--- Material for this exercise Enclosed Below ---
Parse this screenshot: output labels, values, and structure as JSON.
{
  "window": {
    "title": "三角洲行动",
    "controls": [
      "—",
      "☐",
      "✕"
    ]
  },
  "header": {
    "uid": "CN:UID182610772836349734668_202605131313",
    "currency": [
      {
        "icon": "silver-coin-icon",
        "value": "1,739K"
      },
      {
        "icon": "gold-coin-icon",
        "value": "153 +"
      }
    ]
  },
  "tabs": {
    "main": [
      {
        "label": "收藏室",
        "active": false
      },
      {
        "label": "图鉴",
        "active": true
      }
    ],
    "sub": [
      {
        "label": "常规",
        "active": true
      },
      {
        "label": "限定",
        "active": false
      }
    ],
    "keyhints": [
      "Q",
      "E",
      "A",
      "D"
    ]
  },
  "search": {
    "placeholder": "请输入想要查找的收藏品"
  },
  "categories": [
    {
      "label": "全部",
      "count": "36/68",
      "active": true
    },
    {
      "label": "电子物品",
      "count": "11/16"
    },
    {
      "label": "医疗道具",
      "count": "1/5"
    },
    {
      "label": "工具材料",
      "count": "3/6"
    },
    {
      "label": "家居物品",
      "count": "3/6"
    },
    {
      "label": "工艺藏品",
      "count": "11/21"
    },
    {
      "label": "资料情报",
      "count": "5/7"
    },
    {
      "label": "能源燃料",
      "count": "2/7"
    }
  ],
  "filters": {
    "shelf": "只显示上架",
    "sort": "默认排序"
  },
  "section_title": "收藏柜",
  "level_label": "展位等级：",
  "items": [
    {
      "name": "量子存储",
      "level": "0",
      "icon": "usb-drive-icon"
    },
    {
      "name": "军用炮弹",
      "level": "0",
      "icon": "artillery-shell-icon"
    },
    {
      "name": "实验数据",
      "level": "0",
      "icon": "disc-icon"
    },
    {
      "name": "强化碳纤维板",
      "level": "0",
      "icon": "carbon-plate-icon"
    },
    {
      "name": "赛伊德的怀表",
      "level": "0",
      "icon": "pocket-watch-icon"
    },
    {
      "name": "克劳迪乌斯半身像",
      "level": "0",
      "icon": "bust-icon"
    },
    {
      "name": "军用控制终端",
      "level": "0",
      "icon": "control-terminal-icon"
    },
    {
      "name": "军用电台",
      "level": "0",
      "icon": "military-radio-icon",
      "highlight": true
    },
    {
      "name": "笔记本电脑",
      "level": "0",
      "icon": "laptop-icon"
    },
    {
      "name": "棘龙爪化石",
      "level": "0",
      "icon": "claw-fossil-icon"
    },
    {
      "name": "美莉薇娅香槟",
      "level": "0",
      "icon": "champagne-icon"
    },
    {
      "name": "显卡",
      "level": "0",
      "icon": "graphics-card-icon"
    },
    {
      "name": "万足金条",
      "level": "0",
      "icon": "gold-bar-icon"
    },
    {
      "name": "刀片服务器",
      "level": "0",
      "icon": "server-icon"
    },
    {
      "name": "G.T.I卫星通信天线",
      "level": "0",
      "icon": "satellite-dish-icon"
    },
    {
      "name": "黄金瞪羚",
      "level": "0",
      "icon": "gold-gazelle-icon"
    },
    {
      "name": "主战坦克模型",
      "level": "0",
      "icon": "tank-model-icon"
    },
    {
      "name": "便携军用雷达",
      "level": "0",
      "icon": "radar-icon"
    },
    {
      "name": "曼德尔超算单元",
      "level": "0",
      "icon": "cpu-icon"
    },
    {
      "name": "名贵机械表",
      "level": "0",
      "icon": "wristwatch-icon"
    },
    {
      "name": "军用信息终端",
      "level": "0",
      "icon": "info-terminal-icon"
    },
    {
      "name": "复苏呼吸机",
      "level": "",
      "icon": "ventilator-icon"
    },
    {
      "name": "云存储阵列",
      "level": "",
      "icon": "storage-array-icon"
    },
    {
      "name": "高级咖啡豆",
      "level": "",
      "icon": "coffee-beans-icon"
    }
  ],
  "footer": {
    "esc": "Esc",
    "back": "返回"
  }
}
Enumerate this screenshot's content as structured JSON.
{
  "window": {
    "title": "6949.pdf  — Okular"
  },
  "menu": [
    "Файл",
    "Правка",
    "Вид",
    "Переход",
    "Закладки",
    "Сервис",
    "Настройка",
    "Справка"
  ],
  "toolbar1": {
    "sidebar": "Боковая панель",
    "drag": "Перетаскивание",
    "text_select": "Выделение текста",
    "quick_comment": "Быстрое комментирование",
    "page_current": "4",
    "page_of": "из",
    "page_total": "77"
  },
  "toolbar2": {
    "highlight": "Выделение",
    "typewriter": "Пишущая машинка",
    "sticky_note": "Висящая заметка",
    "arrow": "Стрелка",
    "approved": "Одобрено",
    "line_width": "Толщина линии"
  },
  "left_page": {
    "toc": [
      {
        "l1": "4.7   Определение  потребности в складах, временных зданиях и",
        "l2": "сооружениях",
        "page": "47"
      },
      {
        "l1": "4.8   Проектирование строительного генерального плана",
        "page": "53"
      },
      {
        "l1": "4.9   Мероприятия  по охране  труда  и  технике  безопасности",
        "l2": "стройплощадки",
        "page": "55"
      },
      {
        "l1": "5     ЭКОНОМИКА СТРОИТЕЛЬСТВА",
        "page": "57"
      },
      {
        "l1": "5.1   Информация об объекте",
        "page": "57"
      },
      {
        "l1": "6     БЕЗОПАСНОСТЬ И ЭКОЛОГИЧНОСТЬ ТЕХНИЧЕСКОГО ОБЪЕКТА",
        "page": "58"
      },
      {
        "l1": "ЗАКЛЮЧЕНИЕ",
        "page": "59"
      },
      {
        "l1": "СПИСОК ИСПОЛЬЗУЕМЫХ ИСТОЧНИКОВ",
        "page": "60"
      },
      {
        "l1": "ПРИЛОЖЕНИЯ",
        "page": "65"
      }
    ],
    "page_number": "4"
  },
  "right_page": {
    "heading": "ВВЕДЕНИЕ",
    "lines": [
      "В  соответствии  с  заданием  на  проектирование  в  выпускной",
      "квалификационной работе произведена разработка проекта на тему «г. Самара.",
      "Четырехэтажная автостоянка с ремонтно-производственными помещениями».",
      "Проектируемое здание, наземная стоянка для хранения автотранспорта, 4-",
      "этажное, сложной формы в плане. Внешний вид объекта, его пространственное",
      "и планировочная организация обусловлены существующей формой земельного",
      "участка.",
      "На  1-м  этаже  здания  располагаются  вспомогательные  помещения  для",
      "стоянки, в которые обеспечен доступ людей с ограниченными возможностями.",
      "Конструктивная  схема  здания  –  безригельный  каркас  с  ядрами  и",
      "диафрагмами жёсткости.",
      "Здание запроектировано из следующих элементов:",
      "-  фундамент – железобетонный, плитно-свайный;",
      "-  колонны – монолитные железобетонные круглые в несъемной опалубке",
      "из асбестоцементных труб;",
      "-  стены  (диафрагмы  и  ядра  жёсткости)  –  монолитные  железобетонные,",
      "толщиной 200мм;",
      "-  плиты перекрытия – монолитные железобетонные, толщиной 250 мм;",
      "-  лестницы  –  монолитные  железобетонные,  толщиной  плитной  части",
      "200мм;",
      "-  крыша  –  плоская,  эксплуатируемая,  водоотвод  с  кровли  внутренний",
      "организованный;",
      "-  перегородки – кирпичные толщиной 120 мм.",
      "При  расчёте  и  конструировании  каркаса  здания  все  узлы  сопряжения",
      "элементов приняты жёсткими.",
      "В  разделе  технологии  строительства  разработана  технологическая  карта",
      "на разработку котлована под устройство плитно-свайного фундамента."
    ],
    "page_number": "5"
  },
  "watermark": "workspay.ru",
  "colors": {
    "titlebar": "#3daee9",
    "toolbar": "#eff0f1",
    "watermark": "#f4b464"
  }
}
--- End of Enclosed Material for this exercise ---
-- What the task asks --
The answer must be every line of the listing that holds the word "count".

-- Answer box --
      "count": "36/68",
      "count": "11/16"
      "count": "1/5"
      "count": "3/6"
      "count": "3/6"
      "count": "11/21"
      "count": "5/7"
      "count": "2/7"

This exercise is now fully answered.